Gravel driveway owners that live in locations where it snows likely understand that they will inevitably be faced with pieces of gravel spread across their lawn after they’ve cleared their driveway. Whether you’ve cleared snow with a snowblower, shovel, or another type of snow removal tool, the pieces of gravel that have been displaced will need to be returned back to the driveway before spring mowing occurs.
Here are a few steps you should take to remove gravel from your lawn once the snow melts this winter (or spring).
- Attach a rotary broom to your equipment
- Set the broom height
- Set the broom angle
- Take multiple passes
1. Attach a Rotary Broom to Your Equipment
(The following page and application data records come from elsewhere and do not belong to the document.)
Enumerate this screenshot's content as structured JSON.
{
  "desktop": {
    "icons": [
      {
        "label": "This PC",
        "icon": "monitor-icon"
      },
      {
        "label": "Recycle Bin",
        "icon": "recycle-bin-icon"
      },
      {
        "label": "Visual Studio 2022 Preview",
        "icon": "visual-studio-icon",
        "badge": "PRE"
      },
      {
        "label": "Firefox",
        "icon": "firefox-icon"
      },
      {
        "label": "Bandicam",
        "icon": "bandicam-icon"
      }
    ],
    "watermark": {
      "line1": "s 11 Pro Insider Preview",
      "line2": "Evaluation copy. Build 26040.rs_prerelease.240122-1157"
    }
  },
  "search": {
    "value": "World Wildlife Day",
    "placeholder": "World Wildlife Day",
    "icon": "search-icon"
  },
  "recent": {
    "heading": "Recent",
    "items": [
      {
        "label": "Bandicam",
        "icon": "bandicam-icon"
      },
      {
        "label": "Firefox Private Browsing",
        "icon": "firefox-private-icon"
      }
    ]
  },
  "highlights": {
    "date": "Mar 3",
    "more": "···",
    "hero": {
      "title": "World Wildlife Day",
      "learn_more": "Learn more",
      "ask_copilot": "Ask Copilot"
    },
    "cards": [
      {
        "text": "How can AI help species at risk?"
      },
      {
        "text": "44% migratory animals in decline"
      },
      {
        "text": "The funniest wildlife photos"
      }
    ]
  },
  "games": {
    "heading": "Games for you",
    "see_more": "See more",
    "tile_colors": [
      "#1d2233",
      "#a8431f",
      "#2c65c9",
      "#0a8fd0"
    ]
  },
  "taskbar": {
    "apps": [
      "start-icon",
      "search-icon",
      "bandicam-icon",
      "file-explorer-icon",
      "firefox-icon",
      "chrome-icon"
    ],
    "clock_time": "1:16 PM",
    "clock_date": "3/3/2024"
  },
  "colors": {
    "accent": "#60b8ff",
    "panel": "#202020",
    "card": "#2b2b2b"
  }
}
Whether you own a riding mower, utility tractor, or piece of compact construction equipment, John Deere offers a number of rotary broom options. Thanks to Deere’s quick attachment systems, the brooms can be put on or taken off equipment without the need for tools.
2. Set the Broom Height
You want to make sure you set the broom height low enough to sweep up the gravel that’s sitting down in the lawn. However, be careful to not set the height of the broom too low, as fast rotating bristles could damage your grass.
3. Set the Broom Angle
After you’ve set the broom to a height that will move the gravel without damaging the grass, it’s time to adjust the broom’s angle. Always be aware of the driveway’s location as you’re operating your equipment and keep in mind that the gravel should always be pushed back towards the driveway, where it belongs.
4. Take Multiple Passes
Much like clearing snow from your driveway, you likely won’t be 100% successful in a single pass. If needed, go back over the areas that you’ve covered two or three times to ensure you’ve removed each piece of gravel. Doing so will leave your lawn gravel-free, and you won’t have to worry about gravel damaging mower blades when it comes time to mow this spring.